It was a unique feeling writing the wall at Fort Hood knowing that many would know the names on the wall. There was less traffic or overall people at the wall because it was a military base and everyone had jobs to do. Plus, I don’t think the base publicized it very well. But I was grateful to be there. Like any other Memory Wall I have done it started with just my helper and this time that was my dad, at 8am writing the first line. The first line of the wall I will write:
WWI, WWII, Korea, Vietnam, Desert Storm, Iraq
In a way it is my way of honor the hero’s from other conflicts but it was not intended to be that way. When I started memorizing the wall in 2012 the first step was to print out the name. I did this with an excel spreadsheet and every hero was assigned a number. What I didn’t realize is that the first row (#1) didn’t contain a name of a fallen hero. Instead that row had the column headers :
RANK, FIRST NAME, LAST NAME
This meant the first person on my wall, MSgt Evander Andrews was actually assigned to #2. By the time I realized this I was over 100 names into the memory process and I certainly wasn’t going to start over. So I just accepted the fact that there would be no one assigned to #1. The first time I wrote out the wall (Feb 28, 2013) I simply skipped #1 and wrote #2 and left the #1 spot blank. All throughout the day people would walk by and discussing the hidden meaning behind that. Was it for a top secret spy that I couldn’t mention his name? Was it left for a special hero I would write last? What was the meaning?
That is when I decided to put an end to that speculation and turned this into a positive. I now use that space to honor the fallen in previous conflicts.
At Fort Hood we had many special moments. An Army veteran who lost 10 friends showed up and left in tears. The tv crew that was there to do a story really capitalized on him being there and handed him the book asking him to look up his friends and to quiz me on what number they were on the wall.

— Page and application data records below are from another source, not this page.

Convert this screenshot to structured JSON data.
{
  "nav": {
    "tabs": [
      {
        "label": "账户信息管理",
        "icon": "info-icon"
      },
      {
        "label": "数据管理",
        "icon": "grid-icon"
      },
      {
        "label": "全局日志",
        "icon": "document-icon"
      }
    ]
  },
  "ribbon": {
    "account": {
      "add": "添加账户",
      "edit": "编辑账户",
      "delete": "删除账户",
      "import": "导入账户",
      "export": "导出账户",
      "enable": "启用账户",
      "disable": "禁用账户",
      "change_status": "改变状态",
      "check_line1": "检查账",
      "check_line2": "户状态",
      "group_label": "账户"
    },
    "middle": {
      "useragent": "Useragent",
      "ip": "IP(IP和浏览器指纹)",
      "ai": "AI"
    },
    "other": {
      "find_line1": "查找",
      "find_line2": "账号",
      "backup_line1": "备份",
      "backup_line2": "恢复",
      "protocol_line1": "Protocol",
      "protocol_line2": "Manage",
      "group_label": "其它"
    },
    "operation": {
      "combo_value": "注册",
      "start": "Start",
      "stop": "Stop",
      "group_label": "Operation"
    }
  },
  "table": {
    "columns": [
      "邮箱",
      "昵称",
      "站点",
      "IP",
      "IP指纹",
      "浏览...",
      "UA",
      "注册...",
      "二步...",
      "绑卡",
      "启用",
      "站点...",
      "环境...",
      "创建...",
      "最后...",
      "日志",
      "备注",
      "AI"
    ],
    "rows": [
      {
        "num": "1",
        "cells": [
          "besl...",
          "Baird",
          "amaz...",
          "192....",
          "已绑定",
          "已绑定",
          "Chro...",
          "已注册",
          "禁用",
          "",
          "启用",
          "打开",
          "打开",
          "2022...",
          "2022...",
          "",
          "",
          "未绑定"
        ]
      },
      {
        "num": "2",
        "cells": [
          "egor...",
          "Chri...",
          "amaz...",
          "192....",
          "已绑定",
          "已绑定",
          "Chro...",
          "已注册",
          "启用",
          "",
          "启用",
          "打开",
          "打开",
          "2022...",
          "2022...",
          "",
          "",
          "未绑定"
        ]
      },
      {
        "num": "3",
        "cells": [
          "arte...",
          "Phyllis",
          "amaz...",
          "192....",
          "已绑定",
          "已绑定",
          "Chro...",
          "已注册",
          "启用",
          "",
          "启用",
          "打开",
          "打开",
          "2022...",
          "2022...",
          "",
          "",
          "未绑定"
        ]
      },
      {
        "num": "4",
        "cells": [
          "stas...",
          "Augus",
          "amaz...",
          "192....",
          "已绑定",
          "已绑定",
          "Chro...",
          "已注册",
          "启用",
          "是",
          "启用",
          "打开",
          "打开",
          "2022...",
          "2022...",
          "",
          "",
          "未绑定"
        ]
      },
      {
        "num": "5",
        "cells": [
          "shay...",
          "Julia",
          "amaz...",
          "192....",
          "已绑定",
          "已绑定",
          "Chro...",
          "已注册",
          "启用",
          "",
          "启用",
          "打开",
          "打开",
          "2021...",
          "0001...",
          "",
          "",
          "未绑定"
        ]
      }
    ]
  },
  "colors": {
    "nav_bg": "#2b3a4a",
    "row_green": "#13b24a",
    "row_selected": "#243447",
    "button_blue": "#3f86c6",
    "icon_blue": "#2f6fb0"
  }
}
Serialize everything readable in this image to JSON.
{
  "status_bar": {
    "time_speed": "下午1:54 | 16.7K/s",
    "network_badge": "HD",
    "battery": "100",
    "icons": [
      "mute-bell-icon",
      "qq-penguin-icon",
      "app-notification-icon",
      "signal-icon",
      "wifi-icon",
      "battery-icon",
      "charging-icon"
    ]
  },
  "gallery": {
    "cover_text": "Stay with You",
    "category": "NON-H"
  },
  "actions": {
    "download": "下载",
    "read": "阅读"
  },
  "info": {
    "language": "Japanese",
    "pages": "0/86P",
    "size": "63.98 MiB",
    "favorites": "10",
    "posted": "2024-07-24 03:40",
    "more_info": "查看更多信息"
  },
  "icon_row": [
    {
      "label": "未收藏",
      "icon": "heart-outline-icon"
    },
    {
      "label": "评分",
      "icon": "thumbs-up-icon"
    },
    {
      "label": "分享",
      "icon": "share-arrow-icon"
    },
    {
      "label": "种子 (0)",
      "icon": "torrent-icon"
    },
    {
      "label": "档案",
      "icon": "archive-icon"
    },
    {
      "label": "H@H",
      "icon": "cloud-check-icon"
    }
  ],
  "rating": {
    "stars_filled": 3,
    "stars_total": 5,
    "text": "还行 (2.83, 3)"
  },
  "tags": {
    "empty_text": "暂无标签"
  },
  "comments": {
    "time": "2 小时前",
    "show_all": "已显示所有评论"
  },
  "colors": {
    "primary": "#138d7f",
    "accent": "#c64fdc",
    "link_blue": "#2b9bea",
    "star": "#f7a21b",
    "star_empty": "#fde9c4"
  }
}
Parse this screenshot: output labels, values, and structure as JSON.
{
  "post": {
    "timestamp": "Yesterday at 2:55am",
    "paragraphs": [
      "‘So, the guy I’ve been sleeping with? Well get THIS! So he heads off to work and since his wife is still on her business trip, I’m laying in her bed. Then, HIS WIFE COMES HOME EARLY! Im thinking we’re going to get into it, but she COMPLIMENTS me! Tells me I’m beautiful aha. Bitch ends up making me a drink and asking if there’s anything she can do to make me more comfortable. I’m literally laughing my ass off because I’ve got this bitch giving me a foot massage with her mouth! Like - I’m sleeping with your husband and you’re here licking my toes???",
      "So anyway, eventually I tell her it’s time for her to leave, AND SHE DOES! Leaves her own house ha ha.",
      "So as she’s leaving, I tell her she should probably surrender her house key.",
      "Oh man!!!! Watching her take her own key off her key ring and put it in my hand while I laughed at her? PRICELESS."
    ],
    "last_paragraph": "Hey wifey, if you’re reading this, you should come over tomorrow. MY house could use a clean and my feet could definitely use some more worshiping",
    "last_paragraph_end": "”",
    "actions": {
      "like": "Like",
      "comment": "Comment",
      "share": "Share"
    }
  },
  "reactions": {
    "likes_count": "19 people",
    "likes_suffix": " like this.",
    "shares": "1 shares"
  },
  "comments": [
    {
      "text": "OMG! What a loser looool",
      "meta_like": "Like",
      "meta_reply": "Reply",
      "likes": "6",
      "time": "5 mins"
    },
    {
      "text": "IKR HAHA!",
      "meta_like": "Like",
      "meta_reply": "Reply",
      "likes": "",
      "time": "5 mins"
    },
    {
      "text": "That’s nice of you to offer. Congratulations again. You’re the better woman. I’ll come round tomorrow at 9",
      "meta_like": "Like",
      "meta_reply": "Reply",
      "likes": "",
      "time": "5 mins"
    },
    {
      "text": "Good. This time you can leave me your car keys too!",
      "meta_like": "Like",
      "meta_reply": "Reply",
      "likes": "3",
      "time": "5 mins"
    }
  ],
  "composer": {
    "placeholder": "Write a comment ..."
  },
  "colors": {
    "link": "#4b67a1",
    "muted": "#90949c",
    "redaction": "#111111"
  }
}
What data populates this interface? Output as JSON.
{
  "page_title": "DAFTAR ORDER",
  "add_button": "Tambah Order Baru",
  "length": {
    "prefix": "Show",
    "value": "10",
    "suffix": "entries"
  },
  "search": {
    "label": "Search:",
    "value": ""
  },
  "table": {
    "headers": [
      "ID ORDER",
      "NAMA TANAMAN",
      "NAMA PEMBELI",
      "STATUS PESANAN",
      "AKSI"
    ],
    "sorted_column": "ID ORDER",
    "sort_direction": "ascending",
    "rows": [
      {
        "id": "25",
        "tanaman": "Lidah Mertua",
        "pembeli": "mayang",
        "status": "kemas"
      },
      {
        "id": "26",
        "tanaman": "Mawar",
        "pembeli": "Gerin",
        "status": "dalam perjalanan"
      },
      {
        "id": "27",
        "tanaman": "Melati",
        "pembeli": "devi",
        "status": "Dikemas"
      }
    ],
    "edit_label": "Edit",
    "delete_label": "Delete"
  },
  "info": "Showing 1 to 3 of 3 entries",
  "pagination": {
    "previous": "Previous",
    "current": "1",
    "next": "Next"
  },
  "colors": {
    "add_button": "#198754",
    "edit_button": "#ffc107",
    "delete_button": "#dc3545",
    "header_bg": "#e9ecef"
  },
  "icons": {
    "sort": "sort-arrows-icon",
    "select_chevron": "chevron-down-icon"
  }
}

It was awkward for me and I know the tv crew meant no harm but these were his friends he watched die in battle and the tv crew was turning it into a game. The tv guys are incredibly good guys and they certainly meant no harm but they just didn’t understand. The veteran eventually broke down in tears and left the wall.
My cousin made this error once as well. I was talking with a guy at the MLB baseball game who had a friend on the wall and was near tears. My cousin asked him if he would like his picture with me. They guy just walked away. I know my cousin meant no harm but sometimes folks start seeing the wall as a memory demonstration with me as the star and not a tribute to hero’s with the names on the wall as the focus. I understand it but I am uncomfortable with it and I am very aware that the veterans who show up don’t see it as a memory demonstration. They see their friends.
That day Sgt Perkins stood at the wall for hours with his family as he waited for me to write his friends names. A woman showed up who served with Spc Shawn Muhr and searched out his name. Another was an Army wife whose husband has made it back. He role when her husband was deployed was to keep in contact with all the wives. She also searched out one of her husband’s friends.
That day at Fort Hood I really sped through the names and finished in record time. 8 hours. Partly because the crowds were lighter and fewer interruptions, partly because I wrote out the numbers the night prior and partly because I had spent the previous 10 days immersed in reviewing the names.
That night my dad and I with the help of the TV crew loaded up the wall and drove back to Fort Worth. This time we listened to my dad’s GPS and soon I would be in my own bed relaxing after another satisfying day.